* _ASSIGNED TASK_: Copy out the entries exactly, from the first line to the last.

Records contained in a dataset
+++++
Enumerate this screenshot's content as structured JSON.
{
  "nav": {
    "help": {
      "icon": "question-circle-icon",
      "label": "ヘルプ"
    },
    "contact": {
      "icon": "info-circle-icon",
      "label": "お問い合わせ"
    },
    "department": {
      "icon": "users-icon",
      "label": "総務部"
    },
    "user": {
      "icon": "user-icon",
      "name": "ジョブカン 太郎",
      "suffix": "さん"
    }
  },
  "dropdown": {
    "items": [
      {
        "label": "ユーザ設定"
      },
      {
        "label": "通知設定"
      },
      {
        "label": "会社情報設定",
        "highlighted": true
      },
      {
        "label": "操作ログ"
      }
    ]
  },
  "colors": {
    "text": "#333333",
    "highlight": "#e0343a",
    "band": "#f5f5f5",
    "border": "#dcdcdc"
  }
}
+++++
* _RESULT BELOW_:
Enumerate this screenshot's content as structured JSON.
{
  "nav": {
    "help": {
      "icon": "question-circle-icon",
      "label": "ヘルプ"
    },
    "contact": {
      "icon": "info-circle-icon",
      "label": "お問い合わせ"
    },
    "department": {
      "icon": "users-icon",
      "label": "総務部"
    },
    "user": {
      "icon": "user-icon",
      "name": "ジョブカン 太郎",
      "suffix": "さん"
    }
  },
  "dropdown": {
    "items": [
      {
        "label": "ユーザ設定"
      },
      {
        "label": "通知設定"
      },
      {
        "label": "会社情報設定",
        "highlighted": true
      },
      {
        "label": "操作ログ"
      }
    ]
  },
  "colors": {
    "text": "#333333",
    "highlight": "#e0343a",
    "band": "#f5f5f5",
    "border": "#dcdcdc"
  }
}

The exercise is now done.